The stations contributing to this reconstruction are: Placerville Airport (70%, 36 kilometers, north); Lake Tahoe Airport (9%, 76 kilometers, northeast); Stockton Metropolitan Airport (13%, 80 kilometers, southwest); and Bridgeport Sonora Junction (7%, 95 kilometers, east).
All data relating to the Sun's position (e.g., sunrise and sunset) are computed using astronomical formulas from the book, Astronomical Tables of the Sun, Moon and Planets , by Jean Meeus.
All other weather data, including cloud cover, precipitation, wind speed and direction, and solar flux, come from NASA's MERRA-2 Modern-Era Retrospective Analysis . This reanalysis combines a variety of wide-area measurements in a state-of-the-art global meteorological model to reconstruct the hourly history of weather throughout the world on a 50-kilometer grid.

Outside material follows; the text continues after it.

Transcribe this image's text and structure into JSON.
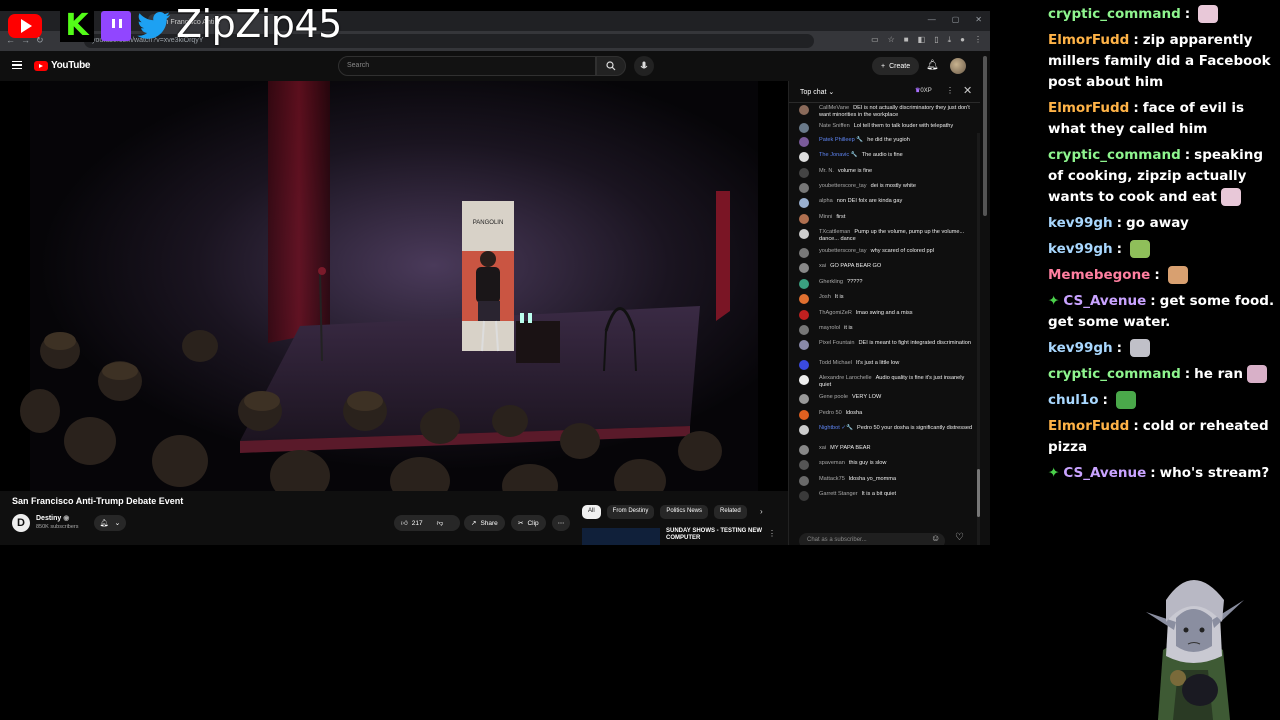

Land Use data comes from the Global Land Cover SHARE database , published by the Food and Agriculture Organization of the United Nations.
Elevation data comes from the Shuttle Radar Topography Mission (SRTM) , published by NASA's Jet Propulsion Laboratory.
Names, locations, and time zones of places and some airports come from the GeoNames Geographical Database .
Time zones for aiports and weather stations are provided by AskGeo.com .
Maps are © Esri, with data from National Geographic, Esri, DeLorme, NAVTEQ, UNEP-WCMC, USGS, NASA, ESA, METI, NRCAN, GEBCO, NOAA, and iPC.
The information on this site is provided as is, without any assurances as to its accuracy or suitability for any purpose. Weather data is prone to errors, outages, and other defects. We assume no responsibility for any decisions made on the basis of the content presented on this site.
We draw particular cautious attention to our reliance on the MERRA-2 model-based reconstructions for a number of important data series. While having the tremendous advantages of temporal and spatial completeness, these reconstructions: (1) are based on computer models that may have model-based errors, (2) are coarsely sampled on a 50 km grid and are therefore unable to reconstruct the local variations of many microclimates, and (3) have particular difficulty with the weather in some coastal areas, especially small islands.